It works with Android so long as it's on 7.0 or later, iOS devices that are on 11.0 or later, 64-bit versions of Windows 7, 8.1, and 10, Mac PCs that are running on 10.10 or later, and even Ubuntu devices that are running on at least version 18.04.
Other than that, there's no real restrictions. So your choices are pretty vast. If you'd rather play on your TV, even that's possible if you have the Shadow Ghost. Which is a little box you plug into a TV or monitor that connects to your Shadow cloud PC.
The possibilities are pretty much endless. So if Shadow is the choice you make when choosing a game streaming service, you really can play games through it almost anywhere on any device.
You'd think that you would need a wicket fast internet connection to stream games over the cloud. But, surprisingly it doesn't actually need to be that fast.
It does need to be a strong connection though. Otherwise you're looking at a less stable experience and probably less visual clarity.
The requirements here are pretty low, as all you need to play games on Stadia is at least 10-15Mbps for download speed.
Your experience will definitely be better though if you have a faster connection. If you want 4K and 60 frames per second, you'll need at least 35Mbps recommended. The faster the better.

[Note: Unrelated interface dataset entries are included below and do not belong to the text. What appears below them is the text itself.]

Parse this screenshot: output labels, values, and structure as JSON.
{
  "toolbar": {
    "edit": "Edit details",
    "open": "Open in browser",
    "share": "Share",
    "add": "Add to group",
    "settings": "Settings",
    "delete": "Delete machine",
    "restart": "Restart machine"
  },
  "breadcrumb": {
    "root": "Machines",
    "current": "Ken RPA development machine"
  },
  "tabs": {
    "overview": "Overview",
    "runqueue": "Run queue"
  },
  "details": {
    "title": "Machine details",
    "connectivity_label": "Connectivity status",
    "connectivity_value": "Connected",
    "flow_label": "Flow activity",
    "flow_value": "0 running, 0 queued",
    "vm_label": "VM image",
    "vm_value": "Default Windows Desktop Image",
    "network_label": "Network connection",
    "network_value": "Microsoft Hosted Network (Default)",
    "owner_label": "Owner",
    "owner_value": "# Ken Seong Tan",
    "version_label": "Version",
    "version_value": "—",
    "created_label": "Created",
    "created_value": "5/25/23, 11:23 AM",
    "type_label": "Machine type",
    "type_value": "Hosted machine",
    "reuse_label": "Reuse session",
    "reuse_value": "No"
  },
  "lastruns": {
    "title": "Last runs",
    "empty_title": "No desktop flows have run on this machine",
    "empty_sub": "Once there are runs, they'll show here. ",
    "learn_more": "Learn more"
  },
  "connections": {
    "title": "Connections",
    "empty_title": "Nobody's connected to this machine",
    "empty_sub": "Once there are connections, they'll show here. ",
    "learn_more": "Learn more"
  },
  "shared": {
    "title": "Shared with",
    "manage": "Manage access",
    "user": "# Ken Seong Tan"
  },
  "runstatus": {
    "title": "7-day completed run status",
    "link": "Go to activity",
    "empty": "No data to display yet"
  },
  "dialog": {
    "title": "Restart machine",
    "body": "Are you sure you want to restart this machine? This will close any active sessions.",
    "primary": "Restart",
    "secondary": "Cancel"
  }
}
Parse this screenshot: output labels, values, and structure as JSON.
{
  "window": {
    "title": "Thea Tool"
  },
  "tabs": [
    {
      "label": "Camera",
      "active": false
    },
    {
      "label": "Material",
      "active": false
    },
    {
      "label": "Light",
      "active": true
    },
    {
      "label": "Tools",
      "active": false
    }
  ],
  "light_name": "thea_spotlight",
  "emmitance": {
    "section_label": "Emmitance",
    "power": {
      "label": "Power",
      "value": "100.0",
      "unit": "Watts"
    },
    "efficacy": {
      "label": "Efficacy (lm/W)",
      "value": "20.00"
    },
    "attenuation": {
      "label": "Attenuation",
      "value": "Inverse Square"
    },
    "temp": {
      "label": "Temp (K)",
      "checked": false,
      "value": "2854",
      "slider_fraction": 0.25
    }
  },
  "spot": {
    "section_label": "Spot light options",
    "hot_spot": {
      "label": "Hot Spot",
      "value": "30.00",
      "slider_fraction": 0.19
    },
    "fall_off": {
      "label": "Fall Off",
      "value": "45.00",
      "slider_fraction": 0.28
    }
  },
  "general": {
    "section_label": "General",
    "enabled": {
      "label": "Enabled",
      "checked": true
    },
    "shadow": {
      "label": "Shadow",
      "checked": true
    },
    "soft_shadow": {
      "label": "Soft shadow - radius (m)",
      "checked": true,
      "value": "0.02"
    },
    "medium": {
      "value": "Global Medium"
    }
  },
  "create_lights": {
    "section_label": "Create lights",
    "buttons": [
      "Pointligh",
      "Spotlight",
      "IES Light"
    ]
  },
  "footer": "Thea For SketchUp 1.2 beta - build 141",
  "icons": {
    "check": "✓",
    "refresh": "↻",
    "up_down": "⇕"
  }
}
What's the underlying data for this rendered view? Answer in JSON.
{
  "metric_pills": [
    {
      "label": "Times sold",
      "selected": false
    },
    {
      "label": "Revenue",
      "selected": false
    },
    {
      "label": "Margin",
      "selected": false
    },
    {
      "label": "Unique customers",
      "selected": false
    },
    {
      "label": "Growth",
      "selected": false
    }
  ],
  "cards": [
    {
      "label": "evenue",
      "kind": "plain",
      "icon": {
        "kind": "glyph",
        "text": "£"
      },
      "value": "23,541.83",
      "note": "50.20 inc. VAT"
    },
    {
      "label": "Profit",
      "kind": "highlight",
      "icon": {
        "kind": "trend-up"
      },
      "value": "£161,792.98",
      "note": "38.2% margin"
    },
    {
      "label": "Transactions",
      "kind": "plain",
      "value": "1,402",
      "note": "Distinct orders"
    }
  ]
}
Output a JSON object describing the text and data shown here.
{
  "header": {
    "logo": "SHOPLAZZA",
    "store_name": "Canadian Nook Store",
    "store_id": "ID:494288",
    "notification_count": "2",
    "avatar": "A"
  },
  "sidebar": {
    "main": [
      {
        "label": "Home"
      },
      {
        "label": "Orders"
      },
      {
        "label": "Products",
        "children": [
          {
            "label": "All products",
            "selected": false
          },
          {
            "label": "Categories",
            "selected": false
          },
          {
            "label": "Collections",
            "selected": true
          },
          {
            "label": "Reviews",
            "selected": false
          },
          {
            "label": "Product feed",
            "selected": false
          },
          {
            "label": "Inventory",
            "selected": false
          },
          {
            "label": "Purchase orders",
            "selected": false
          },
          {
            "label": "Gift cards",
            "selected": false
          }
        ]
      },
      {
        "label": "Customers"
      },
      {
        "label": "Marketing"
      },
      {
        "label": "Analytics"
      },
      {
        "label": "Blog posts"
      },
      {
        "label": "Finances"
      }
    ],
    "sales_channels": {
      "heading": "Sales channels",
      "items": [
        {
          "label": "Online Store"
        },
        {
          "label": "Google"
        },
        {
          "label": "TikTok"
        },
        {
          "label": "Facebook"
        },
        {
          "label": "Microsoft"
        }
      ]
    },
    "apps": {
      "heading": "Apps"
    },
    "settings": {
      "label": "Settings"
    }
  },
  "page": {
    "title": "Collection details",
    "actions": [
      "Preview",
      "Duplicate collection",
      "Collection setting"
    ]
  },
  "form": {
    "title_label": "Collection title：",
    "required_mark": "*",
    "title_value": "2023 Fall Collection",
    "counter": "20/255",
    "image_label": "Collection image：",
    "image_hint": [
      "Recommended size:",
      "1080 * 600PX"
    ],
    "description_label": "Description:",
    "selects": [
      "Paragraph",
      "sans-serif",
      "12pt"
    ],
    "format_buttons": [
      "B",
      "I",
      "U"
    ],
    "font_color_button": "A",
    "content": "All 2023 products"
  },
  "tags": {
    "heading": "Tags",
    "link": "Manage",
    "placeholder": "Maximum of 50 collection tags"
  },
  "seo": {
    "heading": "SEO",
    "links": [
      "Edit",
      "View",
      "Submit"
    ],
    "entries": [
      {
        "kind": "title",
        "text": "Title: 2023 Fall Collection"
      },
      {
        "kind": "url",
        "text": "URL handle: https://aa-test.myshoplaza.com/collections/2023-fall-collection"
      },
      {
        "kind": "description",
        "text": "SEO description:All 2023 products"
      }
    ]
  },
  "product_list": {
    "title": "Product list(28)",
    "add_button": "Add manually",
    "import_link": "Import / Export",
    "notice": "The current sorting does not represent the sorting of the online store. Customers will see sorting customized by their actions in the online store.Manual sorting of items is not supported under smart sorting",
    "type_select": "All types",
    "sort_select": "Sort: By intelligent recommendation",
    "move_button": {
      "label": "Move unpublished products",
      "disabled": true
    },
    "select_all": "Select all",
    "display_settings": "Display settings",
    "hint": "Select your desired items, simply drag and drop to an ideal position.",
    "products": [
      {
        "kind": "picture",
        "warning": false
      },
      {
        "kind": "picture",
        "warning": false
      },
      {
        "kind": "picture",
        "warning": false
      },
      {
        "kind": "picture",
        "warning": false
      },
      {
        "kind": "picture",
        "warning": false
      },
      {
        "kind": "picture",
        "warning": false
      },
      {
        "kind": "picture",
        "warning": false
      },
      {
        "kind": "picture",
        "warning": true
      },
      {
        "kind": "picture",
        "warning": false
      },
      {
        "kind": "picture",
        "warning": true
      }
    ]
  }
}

You also need ethernet or WiFi, and it won't work on mobile connections. It's also recommended that your connection be as strong as possible. If your WiFi router is on the other end of the house, you probably won't have the best visual clarity or the best connection or latency. It will work though. A 5GHz router is also recommended.
GeForce NOW's internet requirements are about the same as Stadia's. You need around 15Mbps down for 720p, and 25Mbps down for 1080p.
Both will offer 60 frames per second so you won't lose out on frame quality on either one. It also requires either an ethernet connection, or a WiFi connection that runs from a 5GHz router. Mobile internet is not supported right now.
xCloud is a little more lenient than the other two so far. It actually does work with mobile internet and that generally shouldn't be much of an issue when it comes to speed.
Because most mobile internet is pretty fast these days. In many cases way faster than the requirements that have been set. If you're going to use mobile internet though, make sure you're stationary.
Trying to use this on the train to work or on a car ride is probably going to result in lots of latency and game crashes. When it comes to speed, you really only need about 10Mbps down.
5GHz routers are once again recommended if you're going to be using WiFi for the connection. Since this doesn't work on ethernet right now, your options are either WiFi or mobile.
Shadow more or less has similar restrictions to Stadia on 4K. It's recommended that you have closer to 25Mbps down, though it will work on slightly slower speeds. In fact it will work with a minimum of 5Mbps. Probably not as smoothly though.
It also works on WiFi, ethernet, and mobile connections. So as long as you're speeds aren't fluctuating too much, and your connection is strong, you should be fine with whatever type of connection you have.